**YOUR TASK:**
Key in the whole listing below again, keeping every word as it is.

######

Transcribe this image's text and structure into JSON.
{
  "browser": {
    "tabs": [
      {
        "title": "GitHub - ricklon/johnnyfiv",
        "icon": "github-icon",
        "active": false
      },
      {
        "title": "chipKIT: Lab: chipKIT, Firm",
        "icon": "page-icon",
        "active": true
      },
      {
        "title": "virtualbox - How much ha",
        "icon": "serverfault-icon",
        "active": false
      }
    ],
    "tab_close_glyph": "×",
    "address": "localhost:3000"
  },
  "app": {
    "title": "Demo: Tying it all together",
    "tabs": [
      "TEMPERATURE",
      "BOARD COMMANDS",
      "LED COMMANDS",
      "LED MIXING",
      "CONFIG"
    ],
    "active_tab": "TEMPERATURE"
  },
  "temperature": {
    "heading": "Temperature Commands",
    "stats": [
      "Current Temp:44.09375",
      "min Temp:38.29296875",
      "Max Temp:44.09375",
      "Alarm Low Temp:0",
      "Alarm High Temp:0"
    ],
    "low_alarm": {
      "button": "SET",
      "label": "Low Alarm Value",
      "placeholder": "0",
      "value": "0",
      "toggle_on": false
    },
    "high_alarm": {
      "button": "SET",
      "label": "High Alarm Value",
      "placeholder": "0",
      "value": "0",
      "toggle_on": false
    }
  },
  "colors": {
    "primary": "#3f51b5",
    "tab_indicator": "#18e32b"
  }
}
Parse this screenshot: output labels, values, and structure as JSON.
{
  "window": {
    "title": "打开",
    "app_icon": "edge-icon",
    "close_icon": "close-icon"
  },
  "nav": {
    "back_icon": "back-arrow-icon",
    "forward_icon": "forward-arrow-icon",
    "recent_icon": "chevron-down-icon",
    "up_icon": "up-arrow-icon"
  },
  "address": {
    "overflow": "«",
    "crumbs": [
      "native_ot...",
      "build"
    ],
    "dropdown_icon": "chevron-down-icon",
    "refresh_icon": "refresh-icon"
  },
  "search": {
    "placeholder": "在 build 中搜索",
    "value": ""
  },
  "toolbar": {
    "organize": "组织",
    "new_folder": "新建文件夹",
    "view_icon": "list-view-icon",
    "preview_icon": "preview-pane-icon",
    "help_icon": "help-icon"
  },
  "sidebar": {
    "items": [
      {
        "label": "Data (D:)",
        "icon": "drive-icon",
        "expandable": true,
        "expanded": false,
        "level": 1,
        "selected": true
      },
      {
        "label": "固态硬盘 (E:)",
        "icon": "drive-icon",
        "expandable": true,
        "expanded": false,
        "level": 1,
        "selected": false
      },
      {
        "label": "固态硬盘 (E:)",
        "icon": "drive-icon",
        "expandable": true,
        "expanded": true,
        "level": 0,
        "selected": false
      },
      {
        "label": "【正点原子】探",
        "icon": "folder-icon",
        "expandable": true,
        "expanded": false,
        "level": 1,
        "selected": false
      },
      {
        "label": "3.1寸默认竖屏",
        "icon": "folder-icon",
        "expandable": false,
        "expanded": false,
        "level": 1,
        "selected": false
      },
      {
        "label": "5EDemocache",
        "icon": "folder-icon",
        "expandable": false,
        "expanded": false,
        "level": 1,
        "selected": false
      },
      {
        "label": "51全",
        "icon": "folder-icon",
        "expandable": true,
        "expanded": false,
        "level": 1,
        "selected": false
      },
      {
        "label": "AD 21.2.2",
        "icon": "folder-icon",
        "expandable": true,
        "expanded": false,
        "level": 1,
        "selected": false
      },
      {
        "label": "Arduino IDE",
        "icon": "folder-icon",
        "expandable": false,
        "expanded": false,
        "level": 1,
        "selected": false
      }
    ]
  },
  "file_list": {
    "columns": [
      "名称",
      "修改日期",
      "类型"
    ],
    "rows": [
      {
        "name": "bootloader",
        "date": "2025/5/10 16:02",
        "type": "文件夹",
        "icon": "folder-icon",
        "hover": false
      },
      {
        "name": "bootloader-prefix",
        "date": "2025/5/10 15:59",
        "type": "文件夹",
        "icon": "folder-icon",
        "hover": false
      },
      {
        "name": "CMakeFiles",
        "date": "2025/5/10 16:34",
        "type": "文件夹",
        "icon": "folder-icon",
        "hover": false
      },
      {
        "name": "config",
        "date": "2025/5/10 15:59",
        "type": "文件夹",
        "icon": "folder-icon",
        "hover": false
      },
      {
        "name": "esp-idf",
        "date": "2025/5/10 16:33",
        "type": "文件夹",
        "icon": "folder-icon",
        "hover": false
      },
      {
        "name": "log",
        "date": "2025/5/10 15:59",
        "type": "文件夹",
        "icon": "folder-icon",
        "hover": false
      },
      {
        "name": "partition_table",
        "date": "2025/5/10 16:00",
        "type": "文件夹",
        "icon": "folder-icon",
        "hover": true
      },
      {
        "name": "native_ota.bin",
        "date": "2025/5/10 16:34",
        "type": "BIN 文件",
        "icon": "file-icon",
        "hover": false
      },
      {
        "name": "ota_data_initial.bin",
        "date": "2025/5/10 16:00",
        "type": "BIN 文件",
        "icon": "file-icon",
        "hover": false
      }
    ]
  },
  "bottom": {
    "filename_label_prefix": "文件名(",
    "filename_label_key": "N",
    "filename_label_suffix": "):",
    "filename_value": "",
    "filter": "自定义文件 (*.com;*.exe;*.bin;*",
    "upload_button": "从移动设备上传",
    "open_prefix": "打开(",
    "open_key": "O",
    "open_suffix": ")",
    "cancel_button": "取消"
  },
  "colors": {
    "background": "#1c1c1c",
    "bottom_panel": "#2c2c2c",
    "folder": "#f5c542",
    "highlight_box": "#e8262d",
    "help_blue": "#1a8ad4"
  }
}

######

**RESPONSE TO THE TASK:**
Transcribe this image's text and structure into JSON.
{
  "browser": {
    "tabs": [
      {
        "title": "GitHub - ricklon/johnnyfiv",
        "icon": "github-icon",
        "active": false
      },
      {
        "title": "chipKIT: Lab: chipKIT, Firm",
        "icon": "page-icon",
        "active": true
      },
      {
        "title": "virtualbox - How much ha",
        "icon": "serverfault-icon",
        "active": false
      }
    ],
    "tab_close_glyph": "×",
    "address": "localhost:3000"
  },
  "app": {
    "title": "Demo: Tying it all together",
    "tabs": [
      "TEMPERATURE",
      "BOARD COMMANDS",
      "LED COMMANDS",
      "LED MIXING",
      "CONFIG"
    ],
    "active_tab": "TEMPERATURE"
  },
  "temperature": {
    "heading": "Temperature Commands",
    "stats": [
      "Current Temp:44.09375",
      "min Temp:38.29296875",
      "Max Temp:44.09375",
      "Alarm Low Temp:0",
      "Alarm High Temp:0"
    ],
    "low_alarm": {
      "button": "SET",
      "label": "Low Alarm Value",
      "placeholder": "0",
      "value": "0",
      "toggle_on": false
    },
    "high_alarm": {
      "button": "SET",
      "label": "High Alarm Value",
      "placeholder": "0",
      "value": "0",
      "toggle_on": false
    }
  },
  "colors": {
    "primary": "#3f51b5",
    "tab_indicator": "#18e32b"
  }
}
Parse this screenshot: output labels, values, and structure as JSON.
{
  "window": {
    "title": "打开",
    "app_icon": "edge-icon",
    "close_icon": "close-icon"
  },
  "nav": {
    "back_icon": "back-arrow-icon",
    "forward_icon": "forward-arrow-icon",
    "recent_icon": "chevron-down-icon",
    "up_icon": "up-arrow-icon"
  },
  "address": {
    "overflow": "«",
    "crumbs": [
      "native_ot...",
      "build"
    ],
    "dropdown_icon": "chevron-down-icon",
    "refresh_icon": "refresh-icon"
  },
  "search": {
    "placeholder": "在 build 中搜索",
    "value": ""
  },
  "toolbar": {
    "organize": "组织",
    "new_folder": "新建文件夹",
    "view_icon": "list-view-icon",
    "preview_icon": "preview-pane-icon",
    "help_icon": "help-icon"
  },
  "sidebar": {
    "items": [
      {
        "label": "Data (D:)",
        "icon": "drive-icon",
        "expandable": true,
        "expanded": false,
        "level": 1,
        "selected": true
      },
      {
        "label": "固态硬盘 (E:)",
        "icon": "drive-icon",
        "expandable": true,
        "expanded": false,
        "level": 1,
        "selected": false
      },
      {
        "label": "固态硬盘 (E:)",
        "icon": "drive-icon",
        "expandable": true,
        "expanded": true,
        "level": 0,
        "selected": false
      },
      {
        "label": "【正点原子】探",
        "icon": "folder-icon",
        "expandable": true,
        "expanded": false,
        "level": 1,
        "selected": false
      },
      {
        "label": "3.1寸默认竖屏",
        "icon": "folder-icon",
        "expandable": false,
        "expanded": false,
        "level": 1,
        "selected": false
      },
      {
        "label": "5EDemocache",
        "icon": "folder-icon",
        "expandable": false,
        "expanded": false,
        "level": 1,
        "selected": false
      },
      {
        "label": "51全",
        "icon": "folder-icon",
        "expandable": true,
        "expanded": false,
        "level": 1,
        "selected": false
      },
      {
        "label": "AD 21.2.2",
        "icon": "folder-icon",
        "expandable": true,
        "expanded": false,
        "level": 1,
        "selected": false
      },
      {
        "label": "Arduino IDE",
        "icon": "folder-icon",
        "expandable": false,
        "expanded": false,
        "level": 1,
        "selected": false
      }
    ]
  },
  "file_list": {
    "columns": [
      "名称",
      "修改日期",
      "类型"
    ],
    "rows": [
      {
        "name": "bootloader",
        "date": "2025/5/10 16:02",
        "type": "文件夹",
        "icon": "folder-icon",
        "hover": false
      },
      {
        "name": "bootloader-prefix",
        "date": "2025/5/10 15:59",
        "type": "文件夹",
        "icon": "folder-icon",
        "hover": false
      },
      {
        "name": "CMakeFiles",
        "date": "2025/5/10 16:34",
        "type": "文件夹",
        "icon": "folder-icon",
        "hover": false
      },
      {
        "name": "config",
        "date": "2025/5/10 15:59",
        "type": "文件夹",
        "icon": "folder-icon",
        "hover": false
      },
      {
        "name": "esp-idf",
        "date": "2025/5/10 16:33",
        "type": "文件夹",
        "icon": "folder-icon",
        "hover": false
      },
      {
        "name": "log",
        "date": "2025/5/10 15:59",
        "type": "文件夹",
        "icon": "folder-icon",
        "hover": false
      },
      {
        "name": "partition_table",
        "date": "2025/5/10 16:00",
        "type": "文件夹",
        "icon": "folder-icon",
        "hover": true
      },
      {
        "name": "native_ota.bin",
        "date": "2025/5/10 16:34",
        "type": "BIN 文件",
        "icon": "file-icon",
        "hover": false
      },
      {
        "name": "ota_data_initial.bin",
        "date": "2025/5/10 16:00",
        "type": "BIN 文件",
        "icon": "file-icon",
        "hover": false
      }
    ]
  },
  "bottom": {
    "filename_label_prefix": "文件名(",
    "filename_label_key": "N",
    "filename_label_suffix": "):",
    "filename_value": "",
    "filter": "自定义文件 (*.com;*.exe;*.bin;*",
    "upload_button": "从移动设备上传",
    "open_prefix": "打开(",
    "open_key": "O",
    "open_suffix": ")",
    "cancel_button": "取消"
  },
  "colors": {
    "background": "#1c1c1c",
    "bottom_panel": "#2c2c2c",
    "folder": "#f5c542",
    "highlight_box": "#e8262d",
    "help_blue": "#1a8ad4"
  }
}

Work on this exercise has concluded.